The project contained these goals:
(1) to develop an environmental education curriculum, including garden curriculum, which would teach about non-point source pollution. Ms. Teresa M. Woods met with Prairie Moon faculty during the last month of the 2008-09 school year to enact school curricula. Ms. Woods is Coordinator, Kansas State University/Olathe, Kansas, Educational Partnership; Ph.D. Candidate in Curriculum and Instruction, Kansas State University; and Curriculum Coordinator for the Botanical Society of America.
(2) to offer a Prairie Moon Water summer session, including instruction about water quality and water conservation. Prairie Moon grades teacher Mr. Bret Schacht participated with Ms. Woods to develop the Elementary Water summer session (p.54, Prairie Moon Waldorf School Nature Curriculum Working Document). Other summer camp session instructors led students in garden work and activities.
(3) to construct a rain barrel system for watering the garden and other beds and plants on the school grounds. Several Prairie Moon community members and students attended a rain barrel workshop offered by Hillsdale Water Quality Project. Additional research was conducted online.
(4) to engage in other water-saving practices in the Okanis Garden and around the school grounds. A number of in-kind or matching contributions have provided materials and labor for conserving water.
In addition, A Prairie Moon Waldorf School Nature Curriculum Working Document was developed by Ms. Teresa Woods.

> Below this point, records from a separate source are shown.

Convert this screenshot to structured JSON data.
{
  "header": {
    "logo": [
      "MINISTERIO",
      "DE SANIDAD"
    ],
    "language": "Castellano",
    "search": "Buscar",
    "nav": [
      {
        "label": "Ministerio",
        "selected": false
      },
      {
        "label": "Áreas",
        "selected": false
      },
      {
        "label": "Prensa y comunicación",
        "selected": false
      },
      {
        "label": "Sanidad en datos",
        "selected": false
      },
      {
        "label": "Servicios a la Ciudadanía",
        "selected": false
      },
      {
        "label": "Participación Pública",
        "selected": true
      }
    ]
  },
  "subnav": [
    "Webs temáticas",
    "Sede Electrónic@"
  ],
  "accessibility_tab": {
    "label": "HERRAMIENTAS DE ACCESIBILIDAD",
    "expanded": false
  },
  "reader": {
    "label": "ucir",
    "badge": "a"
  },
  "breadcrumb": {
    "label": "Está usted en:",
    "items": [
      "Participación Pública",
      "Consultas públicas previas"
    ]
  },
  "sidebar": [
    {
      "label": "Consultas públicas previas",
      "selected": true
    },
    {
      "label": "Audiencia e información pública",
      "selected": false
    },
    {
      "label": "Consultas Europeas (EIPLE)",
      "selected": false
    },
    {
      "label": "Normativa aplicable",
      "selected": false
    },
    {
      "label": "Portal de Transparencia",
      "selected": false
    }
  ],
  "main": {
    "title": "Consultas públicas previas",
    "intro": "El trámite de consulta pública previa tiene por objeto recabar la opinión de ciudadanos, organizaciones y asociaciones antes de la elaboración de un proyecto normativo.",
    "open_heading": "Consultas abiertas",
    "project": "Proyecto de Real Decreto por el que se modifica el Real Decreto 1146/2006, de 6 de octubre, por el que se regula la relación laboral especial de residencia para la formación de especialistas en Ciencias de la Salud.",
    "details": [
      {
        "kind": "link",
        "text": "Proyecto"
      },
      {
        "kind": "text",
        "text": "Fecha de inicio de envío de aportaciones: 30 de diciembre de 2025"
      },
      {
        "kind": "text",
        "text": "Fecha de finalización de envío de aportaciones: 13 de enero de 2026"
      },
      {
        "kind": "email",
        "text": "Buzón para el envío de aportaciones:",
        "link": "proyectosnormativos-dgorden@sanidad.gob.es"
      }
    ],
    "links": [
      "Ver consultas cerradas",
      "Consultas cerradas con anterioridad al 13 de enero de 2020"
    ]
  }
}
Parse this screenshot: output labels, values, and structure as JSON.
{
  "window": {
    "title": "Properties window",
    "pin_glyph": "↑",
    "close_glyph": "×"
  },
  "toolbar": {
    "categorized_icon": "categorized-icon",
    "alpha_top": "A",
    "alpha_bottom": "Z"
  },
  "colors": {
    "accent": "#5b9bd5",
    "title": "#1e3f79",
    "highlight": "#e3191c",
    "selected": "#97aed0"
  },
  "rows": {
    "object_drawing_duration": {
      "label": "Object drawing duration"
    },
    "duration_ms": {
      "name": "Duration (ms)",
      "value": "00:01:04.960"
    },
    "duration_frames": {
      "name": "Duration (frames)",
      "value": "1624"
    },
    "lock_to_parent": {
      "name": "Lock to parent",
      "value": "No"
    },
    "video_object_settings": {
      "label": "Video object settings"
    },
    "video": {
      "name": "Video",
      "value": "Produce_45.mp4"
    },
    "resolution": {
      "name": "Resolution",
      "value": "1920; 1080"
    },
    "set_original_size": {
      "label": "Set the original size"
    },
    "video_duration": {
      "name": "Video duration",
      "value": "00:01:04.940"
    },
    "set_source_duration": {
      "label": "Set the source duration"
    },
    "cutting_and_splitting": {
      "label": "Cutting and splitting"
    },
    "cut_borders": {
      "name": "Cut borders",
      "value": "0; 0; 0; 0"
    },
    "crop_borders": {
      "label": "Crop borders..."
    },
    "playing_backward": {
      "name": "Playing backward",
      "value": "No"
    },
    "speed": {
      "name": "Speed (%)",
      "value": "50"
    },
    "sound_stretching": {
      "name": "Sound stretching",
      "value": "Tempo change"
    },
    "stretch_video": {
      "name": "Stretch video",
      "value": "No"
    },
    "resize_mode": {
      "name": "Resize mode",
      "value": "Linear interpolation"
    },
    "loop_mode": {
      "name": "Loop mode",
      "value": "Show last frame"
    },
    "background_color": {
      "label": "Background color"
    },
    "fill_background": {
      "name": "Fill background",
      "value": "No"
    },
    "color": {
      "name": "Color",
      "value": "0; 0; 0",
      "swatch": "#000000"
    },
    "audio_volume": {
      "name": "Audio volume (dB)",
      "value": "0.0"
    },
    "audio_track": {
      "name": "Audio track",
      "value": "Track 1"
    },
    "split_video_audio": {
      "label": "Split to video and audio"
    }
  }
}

For the past three years, PMWS has participated in the United Way of Douglas County’s Summer of Service program. This program provides opportunities for Middle School and High School aged students to volunteer time working in the Okanis Garden at Prairie Moon Waldorf School. In 2012, four students work each Friday in the garden from early June through the middle of August.